The Advanced Photo System (or APS) was introduced in 1996 as an alternative to or even as modern replacement for the 110 format.
Numbered symbols (called ‘visual indicators’) on the cartridge end indicate the status:
- Additionally, a tab on this end of the cartridge indicates that the cartridge has been processed.Full circle: Unexposed
- Half circle: Partly exposed
- Cross sign: Fully exposed but not processed
- Rectangle: Processed
Unique to APS, the developed APS film is stored in the original cartridge. Every roll of APS film has a six-digit ID code on the label, which is also stored magnetically and is visible on either end of the processed negative. This ID is usually printed on the back of every individual print. This ID was designed to be an additional convenience both for the photo processor (who can easily match each strip of processed film with its cartridge, and each cartridge to a particular customer’s order) and for the consumer, who can easily locate the correct cartridge if reprints are desired.

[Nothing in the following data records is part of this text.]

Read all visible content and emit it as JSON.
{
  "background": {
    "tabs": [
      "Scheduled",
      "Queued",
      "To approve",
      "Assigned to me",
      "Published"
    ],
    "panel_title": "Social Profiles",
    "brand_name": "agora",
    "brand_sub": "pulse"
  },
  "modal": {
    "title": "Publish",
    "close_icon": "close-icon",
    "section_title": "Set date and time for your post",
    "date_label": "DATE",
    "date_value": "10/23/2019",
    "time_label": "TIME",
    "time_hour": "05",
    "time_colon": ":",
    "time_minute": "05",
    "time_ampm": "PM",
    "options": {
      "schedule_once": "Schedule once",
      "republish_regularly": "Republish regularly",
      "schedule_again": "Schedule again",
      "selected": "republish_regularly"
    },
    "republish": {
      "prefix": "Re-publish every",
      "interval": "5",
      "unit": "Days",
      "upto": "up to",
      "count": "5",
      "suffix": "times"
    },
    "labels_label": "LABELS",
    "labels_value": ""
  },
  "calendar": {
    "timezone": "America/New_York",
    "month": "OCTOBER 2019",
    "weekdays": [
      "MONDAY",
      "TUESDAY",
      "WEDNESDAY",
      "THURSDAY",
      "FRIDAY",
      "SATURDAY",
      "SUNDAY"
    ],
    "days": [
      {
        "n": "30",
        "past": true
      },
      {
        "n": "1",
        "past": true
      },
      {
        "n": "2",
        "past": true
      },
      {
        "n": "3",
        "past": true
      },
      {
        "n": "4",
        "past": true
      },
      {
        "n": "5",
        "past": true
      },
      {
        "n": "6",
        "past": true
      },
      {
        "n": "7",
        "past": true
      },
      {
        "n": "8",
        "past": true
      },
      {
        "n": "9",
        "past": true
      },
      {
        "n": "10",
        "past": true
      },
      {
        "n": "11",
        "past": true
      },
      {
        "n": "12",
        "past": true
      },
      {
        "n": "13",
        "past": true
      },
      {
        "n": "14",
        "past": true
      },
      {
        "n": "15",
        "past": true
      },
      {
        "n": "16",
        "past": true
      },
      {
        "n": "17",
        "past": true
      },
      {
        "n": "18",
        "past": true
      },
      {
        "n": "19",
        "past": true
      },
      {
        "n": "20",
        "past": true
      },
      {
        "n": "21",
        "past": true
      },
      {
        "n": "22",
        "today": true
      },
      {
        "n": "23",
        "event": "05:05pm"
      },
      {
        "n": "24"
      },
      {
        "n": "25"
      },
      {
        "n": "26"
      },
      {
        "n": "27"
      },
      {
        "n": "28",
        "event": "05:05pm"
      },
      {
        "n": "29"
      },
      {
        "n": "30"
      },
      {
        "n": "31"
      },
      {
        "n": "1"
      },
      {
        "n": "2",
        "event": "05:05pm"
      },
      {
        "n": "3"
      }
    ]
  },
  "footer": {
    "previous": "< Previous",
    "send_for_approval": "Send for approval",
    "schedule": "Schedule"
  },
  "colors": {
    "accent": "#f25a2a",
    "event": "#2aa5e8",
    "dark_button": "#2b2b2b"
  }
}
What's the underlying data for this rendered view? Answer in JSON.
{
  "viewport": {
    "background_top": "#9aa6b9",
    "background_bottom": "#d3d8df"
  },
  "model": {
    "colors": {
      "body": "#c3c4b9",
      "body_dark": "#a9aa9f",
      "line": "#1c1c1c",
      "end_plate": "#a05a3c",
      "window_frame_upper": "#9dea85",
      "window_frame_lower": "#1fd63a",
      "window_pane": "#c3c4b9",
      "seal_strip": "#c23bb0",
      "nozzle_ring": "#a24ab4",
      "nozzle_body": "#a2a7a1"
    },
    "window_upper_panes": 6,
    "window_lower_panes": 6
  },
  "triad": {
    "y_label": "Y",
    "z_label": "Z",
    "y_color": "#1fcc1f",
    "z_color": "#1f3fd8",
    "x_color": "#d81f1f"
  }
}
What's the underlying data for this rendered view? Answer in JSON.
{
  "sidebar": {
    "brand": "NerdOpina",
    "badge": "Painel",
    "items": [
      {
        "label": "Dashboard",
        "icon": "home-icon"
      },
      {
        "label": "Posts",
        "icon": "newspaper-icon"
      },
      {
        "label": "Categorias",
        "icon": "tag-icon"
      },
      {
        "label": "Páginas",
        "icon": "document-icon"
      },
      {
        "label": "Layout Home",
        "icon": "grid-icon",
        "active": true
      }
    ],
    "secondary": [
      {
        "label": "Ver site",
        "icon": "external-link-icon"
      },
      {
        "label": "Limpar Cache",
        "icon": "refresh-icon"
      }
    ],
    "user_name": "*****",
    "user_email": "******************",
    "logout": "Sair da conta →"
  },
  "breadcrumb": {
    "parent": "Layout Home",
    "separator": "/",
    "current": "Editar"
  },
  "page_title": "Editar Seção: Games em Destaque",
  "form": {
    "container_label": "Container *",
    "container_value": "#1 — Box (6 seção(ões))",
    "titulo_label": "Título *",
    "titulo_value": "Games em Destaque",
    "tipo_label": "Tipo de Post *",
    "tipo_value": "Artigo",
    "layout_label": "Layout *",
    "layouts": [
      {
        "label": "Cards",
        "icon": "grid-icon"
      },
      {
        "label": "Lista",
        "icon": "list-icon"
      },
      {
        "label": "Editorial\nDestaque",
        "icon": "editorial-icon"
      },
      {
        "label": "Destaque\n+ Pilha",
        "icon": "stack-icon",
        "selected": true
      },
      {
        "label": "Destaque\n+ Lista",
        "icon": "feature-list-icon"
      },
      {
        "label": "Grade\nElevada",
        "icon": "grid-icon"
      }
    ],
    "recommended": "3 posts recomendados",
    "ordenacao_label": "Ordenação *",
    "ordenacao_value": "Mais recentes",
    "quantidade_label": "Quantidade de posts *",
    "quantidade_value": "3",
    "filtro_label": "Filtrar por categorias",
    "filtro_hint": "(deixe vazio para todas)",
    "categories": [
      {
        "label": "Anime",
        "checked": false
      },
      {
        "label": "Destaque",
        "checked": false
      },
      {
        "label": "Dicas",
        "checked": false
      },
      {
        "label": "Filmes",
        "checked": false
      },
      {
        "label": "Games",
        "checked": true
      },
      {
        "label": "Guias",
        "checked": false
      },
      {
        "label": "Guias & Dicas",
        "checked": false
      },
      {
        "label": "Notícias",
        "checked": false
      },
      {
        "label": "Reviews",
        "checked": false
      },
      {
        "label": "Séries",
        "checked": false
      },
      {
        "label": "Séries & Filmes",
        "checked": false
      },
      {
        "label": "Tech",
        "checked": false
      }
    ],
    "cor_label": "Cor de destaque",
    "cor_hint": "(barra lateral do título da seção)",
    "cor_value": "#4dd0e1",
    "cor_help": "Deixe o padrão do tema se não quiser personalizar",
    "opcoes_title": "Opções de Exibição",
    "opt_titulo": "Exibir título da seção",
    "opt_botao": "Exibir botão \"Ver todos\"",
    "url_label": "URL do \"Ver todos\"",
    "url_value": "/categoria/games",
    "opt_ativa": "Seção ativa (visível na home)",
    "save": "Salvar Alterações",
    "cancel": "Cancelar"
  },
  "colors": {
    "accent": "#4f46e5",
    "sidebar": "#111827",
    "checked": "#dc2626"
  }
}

APS film is typically processed by using a small machine to transfer the exposed APS film from the original cartridge to a reloadable one, then re-attached to the original cartridge and rewound using another machine after processing.